As child care programs across Detroit shuttered to slow the spread of the new coronavirus, Carole Williams had no good options.
On the one hand, Williams knew that by shutting down she’d be protecting her own health and the health of the children at Agnes’ Little Angels, the day care center she runs out of her home in Detroit.
On the other, she can’t go without income from her small business for long.
“It’s my only income,” said Williams, who is 58 and has health conditions that put her at high risk if she catches the coronavirus. “It’s terrible. I had a little money saved up, so I’m working on that right now.”
Gov. Gretchen Whitmer made the decision for Williams last week, when she ordered Michiganders not to leave home for work unless they are considered essential employees, a category that includes medical staff and grocery store workers. Most child care centers around the state are now closed, part of an urgent statewide effort to slow the spread of the coronavirus.

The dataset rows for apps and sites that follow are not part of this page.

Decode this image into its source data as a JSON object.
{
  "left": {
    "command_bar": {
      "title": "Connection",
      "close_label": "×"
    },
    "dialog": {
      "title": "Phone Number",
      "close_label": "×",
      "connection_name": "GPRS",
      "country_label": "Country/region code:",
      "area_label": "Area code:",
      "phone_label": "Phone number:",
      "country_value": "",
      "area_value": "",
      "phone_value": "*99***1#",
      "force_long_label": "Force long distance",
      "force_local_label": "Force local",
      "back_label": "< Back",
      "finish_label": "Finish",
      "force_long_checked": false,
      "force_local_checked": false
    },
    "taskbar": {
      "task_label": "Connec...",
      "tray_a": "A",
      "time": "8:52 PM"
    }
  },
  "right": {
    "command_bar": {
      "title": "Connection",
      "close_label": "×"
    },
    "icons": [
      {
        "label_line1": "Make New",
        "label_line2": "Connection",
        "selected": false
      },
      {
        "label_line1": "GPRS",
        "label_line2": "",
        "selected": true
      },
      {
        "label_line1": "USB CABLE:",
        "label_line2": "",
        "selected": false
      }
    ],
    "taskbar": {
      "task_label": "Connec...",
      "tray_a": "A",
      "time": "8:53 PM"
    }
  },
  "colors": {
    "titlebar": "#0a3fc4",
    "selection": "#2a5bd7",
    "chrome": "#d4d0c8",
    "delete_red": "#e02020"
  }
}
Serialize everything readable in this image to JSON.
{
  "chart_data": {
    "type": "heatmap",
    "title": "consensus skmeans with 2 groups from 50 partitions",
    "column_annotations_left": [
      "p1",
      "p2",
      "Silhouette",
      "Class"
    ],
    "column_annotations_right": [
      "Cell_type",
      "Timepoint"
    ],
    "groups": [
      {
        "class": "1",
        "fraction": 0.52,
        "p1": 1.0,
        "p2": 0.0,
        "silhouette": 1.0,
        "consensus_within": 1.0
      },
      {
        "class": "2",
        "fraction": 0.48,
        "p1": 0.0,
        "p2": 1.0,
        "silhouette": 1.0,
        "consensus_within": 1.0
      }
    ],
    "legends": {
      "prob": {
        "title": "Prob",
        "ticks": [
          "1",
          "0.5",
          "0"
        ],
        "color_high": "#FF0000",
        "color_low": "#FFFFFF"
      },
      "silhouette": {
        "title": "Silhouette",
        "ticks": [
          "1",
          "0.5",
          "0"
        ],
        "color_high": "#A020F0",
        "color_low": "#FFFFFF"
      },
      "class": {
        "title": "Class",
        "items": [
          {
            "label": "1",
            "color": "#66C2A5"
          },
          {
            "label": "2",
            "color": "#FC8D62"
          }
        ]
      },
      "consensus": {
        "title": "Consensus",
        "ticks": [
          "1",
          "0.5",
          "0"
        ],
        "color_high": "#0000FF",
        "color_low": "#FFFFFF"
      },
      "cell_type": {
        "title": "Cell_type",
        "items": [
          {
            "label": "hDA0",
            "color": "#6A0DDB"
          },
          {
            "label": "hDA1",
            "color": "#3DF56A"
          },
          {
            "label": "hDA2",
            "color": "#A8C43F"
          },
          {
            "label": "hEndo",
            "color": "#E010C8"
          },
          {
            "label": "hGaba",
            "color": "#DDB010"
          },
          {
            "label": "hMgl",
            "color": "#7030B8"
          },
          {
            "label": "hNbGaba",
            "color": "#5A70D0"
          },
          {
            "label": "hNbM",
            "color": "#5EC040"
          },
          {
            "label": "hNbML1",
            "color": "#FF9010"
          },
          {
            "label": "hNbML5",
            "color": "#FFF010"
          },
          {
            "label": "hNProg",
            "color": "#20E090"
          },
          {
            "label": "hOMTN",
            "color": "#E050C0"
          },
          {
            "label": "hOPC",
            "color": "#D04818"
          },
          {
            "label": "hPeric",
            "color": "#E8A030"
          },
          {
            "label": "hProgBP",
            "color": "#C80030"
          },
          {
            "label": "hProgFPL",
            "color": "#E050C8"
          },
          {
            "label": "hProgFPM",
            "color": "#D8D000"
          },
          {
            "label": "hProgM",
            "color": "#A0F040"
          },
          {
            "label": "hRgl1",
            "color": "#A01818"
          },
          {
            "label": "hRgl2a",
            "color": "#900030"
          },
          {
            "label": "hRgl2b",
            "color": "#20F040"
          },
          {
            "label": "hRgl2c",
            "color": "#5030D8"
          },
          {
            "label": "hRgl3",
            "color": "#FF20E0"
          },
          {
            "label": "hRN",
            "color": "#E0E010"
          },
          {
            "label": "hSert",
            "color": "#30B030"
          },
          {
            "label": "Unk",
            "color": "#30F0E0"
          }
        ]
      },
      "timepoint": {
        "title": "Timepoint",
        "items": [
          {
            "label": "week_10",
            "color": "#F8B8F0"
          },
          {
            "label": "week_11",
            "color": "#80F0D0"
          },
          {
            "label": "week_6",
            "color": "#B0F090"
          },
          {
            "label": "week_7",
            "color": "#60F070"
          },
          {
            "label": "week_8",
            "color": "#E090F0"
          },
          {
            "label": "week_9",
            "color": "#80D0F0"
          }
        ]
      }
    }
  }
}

The closures pose a danger to the state’s fragile child care ecosystem, especially in Detroit. Advocates worry that the shock of sudden closure will force centers across the city to close permanently. That’s bad news for children whose development depends on getting access to early learning opportunities, and for families who need dependable child care in order to do essential work. An estimated 28,000 children in Detroit don’t have access to quality child care.
“It’s an incredible disruption,” said Matt Gillard, director of the state advocacy group Michigan’s Children. “The road back from this is particularly challenging and fraught for the childcare industry because it is such a fragile position in the best of times.”
Unlike K-12 schools, which are generally completely funded by taxpayers, most child care providers in Michigan operate as private businesses, relying at least in part on tuition from families. If they aren’t open, they can’t earn money.
As large parts of the U.S. economy shut down in response to the COVID-19 outbreak, child care providers across Michigan began sending out distress signals. Of 602 child care providers surveyed by the National Association for the Education of Young Children, 26% said they’d be forced to close their doors without a major government intervention. More than half said they’d already lost money.
Lawmakers and philanthropists have taken emergency steps to help providers in Michigan and nationwide pay their bills and keep their doors open until the outbreak is over.
A $2 trillion spending bill approved by Congress last week includes $3.5 billion in assistance to child care providers, of which Michigan is set to receive roughly $96 million. The state announced Monday that it will also use federal money to offer $600 a month to self-employed workers whose jobs were disrupted by the coronavirus, a category that includes the owners of child care centers.
Philanthropies including the United Way and TechTown are also offering grants that can help private child care centers survive the closure.But child care advocates worry that the aid will be too little and too late for some programs.
“They need to pay them today,” said Camarrah Morgan, a parent and caregiver engagement coordinator for Hope Starts Here, a Detroit-based early childhood initiative. Providers are “scrambling trying to figure out how to get an infusion of cash. Timing matters. That might be a reason programs make it through.”
Williams said she feels confident she’ll be able to reopen.
“It’s going to be a struggle, but I know for sure that I’m going to open back up,” she said.
Other providers in Detroit aren’t so sure.
“I’m praying I can,” said Sheila Wilkerson, 60. Her only income is from her home-based child care center in Detroit. “I’m getting ready to try and pay some bills.”
On Whitmer’s orders, some child care centers across Michigan will soon reopen to care for the children of essential workers. They’ll be paid for that work, but only a small portion of all child care providers will be needed. That prospect is frightening for Felicia Legardy, a child care provider whose sister-in-law was hospitalized with what she believes is COVID-19 over the weekend.
“It seems like I’m living in a nightmare,” Legardy said.
Still, with all 17 child care providers shut down in Brightmoor, Legardy’s neighborhood on the west side of Detroit, she says she told state officials that she’d be willing to reopen. She was concerned that without child care options, children would be left at home.
Nina Hodge, owner of Above and Beyond Learning Center on the city’s east side, said she planned to reopen, but she worried that the COVID-19 outbreak would put an end to recent growth in her business.
Even after the worst of the pandemic is over in Michigan, she said, she would be slow to reopen.
“You had older staff that wouldn’t even go to church,” she said. “I’m not going to make them come in.”